● **SUPPLIED ENTRIES**

>>>

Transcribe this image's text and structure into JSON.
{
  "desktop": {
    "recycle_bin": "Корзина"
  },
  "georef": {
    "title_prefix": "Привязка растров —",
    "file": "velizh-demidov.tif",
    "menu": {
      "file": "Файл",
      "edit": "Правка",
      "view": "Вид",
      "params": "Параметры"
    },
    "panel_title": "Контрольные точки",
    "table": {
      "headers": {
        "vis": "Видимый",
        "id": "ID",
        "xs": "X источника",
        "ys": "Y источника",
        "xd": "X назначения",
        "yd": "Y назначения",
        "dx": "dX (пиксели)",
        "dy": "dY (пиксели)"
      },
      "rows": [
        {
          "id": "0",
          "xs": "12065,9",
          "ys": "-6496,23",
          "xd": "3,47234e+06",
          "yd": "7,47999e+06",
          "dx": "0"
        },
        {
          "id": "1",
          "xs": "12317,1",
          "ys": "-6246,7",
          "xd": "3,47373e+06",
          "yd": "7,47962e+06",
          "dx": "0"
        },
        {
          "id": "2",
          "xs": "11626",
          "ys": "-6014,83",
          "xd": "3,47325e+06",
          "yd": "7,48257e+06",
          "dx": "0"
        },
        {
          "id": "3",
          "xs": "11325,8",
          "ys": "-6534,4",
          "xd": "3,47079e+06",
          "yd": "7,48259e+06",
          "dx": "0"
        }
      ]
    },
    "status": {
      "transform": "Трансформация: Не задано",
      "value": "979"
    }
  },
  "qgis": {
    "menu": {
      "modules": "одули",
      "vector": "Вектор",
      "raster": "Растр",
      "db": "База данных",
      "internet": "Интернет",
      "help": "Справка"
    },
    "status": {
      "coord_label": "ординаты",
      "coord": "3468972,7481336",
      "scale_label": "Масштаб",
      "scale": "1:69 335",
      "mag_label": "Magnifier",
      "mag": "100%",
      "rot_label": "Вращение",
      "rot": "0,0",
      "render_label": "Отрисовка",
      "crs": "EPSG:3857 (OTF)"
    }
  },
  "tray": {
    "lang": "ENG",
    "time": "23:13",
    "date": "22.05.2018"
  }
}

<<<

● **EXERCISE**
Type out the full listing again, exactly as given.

● **SOLUTION FOR THIS TASK**
Transcribe this image's text and structure into JSON.
{
  "desktop": {
    "recycle_bin": "Корзина"
  },
  "georef": {
    "title_prefix": "Привязка растров —",
    "file": "velizh-demidov.tif",
    "menu": {
      "file": "Файл",
      "edit": "Правка",
      "view": "Вид",
      "params": "Параметры"
    },
    "panel_title": "Контрольные точки",
    "table": {
      "headers": {
        "vis": "Видимый",
        "id": "ID",
        "xs": "X источника",
        "ys": "Y источника",
        "xd": "X назначения",
        "yd": "Y назначения",
        "dx": "dX (пиксели)",
        "dy": "dY (пиксели)"
      },
      "rows": [
        {
          "id": "0",
          "xs": "12065,9",
          "ys": "-6496,23",
          "xd": "3,47234e+06",
          "yd": "7,47999e+06",
          "dx": "0"
        },
        {
          "id": "1",
          "xs": "12317,1",
          "ys": "-6246,7",
          "xd": "3,47373e+06",
          "yd": "7,47962e+06",
          "dx": "0"
        },
        {
          "id": "2",
          "xs": "11626",
          "ys": "-6014,83",
          "xd": "3,47325e+06",
          "yd": "7,48257e+06",
          "dx": "0"
        },
        {
          "id": "3",
          "xs": "11325,8",
          "ys": "-6534,4",
          "xd": "3,47079e+06",
          "yd": "7,48259e+06",
          "dx": "0"
        }
      ]
    },
    "status": {
      "transform": "Трансформация: Не задано",
      "value": "979"
    }
  },
  "qgis": {
    "menu": {
      "modules": "одули",
      "vector": "Вектор",
      "raster": "Растр",
      "db": "База данных",
      "internet": "Интернет",
      "help": "Справка"
    },
    "status": {
      "coord_label": "ординаты",
      "coord": "3468972,7481336",
      "scale_label": "Масштаб",
      "scale": "1:69 335",
      "mag_label": "Magnifier",
      "mag": "100%",
      "rot_label": "Вращение",
      "rot": "0,0",
      "render_label": "Отрисовка",
      "crs": "EPSG:3857 (OTF)"
    }
  },
  "tray": {
    "lang": "ENG",
    "time": "23:13",
    "date": "22.05.2018"
  }
}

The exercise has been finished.